Little did I know, I had buried this “disappointment” sweater underneath as I broke through the dependence on parents and teachers, and started to really think for myself, and make my own decisions about classes to take in university, exchange year in Paris, and what job to do as a career. I learnt what it was that would be accepted. I started to build an image for myself – not a fake one – but one that I would like to present to people that contained only certain bits of me. The friendly, sociable, confident me. The one who over delivers on promises, quickly and responsively. The responsible one. The person who can do everything at the same time and have so much on my plate, AND still do well in all of them. I lapped up the praise people had for me. I basked in my self-indulgent glory as I win best debater after best debater. I gloated when I got a posting I wanted plus a promotion. I put on the “positive” sweaters like that little girl had, and walked out on stage, triumphant and proud, flourishing in the applause.
I was no longer, a disappointment.
Yet, when the whole world thinks I “have it together” I still felt really insecure inside.I spent my energy defending that image I would like to portray. I had to make sure that the good bits, the calm, collected and cool me showed. It was tiring. My self-confidence was built upon the fear of disappointing people. It is not a solid foundation.
What is your hidden fear? What sweaters are you hiding underneath? Dig it out. Or you can never deal with it. Without confronting your hidden fear you will not be able to let go, and reconnect with your inner self, and the real you.
It sucks.
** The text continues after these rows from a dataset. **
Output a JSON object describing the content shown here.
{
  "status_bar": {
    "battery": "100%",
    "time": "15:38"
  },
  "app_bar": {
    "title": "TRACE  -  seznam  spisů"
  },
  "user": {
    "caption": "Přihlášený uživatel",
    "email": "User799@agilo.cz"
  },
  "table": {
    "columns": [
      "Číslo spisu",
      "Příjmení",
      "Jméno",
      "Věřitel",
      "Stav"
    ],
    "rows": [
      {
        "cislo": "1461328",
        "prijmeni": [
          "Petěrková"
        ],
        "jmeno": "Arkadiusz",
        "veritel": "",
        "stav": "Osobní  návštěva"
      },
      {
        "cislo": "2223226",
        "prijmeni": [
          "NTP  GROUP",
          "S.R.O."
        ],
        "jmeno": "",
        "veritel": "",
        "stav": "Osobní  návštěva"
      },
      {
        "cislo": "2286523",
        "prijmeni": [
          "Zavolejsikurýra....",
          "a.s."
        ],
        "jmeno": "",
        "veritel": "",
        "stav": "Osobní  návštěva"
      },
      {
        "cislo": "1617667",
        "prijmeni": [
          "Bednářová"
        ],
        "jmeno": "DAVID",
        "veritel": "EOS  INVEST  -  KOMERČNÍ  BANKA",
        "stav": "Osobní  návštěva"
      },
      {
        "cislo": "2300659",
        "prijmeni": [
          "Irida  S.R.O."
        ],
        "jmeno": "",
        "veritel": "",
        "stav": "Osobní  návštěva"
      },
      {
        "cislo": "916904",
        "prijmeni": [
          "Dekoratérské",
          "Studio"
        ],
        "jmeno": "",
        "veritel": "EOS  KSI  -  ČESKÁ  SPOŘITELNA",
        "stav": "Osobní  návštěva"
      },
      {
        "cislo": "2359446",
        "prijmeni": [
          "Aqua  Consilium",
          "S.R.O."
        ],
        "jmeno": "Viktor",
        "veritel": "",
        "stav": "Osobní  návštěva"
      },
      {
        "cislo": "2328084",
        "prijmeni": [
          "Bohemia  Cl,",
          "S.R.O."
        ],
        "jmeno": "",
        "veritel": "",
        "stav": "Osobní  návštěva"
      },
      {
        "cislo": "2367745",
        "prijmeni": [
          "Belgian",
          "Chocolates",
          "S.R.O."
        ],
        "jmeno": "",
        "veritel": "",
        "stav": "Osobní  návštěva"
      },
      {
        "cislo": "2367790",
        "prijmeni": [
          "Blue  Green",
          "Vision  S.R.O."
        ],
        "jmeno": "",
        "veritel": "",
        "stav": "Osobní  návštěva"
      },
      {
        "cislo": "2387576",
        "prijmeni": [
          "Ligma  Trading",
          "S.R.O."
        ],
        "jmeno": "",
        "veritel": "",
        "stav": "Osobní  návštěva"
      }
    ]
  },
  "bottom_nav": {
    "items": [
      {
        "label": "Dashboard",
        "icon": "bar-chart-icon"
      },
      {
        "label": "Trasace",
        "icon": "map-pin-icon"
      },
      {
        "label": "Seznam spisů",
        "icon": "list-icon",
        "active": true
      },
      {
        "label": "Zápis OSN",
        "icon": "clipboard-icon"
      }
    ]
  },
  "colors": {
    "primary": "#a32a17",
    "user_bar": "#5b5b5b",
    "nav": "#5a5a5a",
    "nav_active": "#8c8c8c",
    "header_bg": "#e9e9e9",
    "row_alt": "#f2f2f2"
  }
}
And it hurts, I can tell you. I’m crying as I’m writing this because it is painful to dredge out the past. So at least, you are not alone.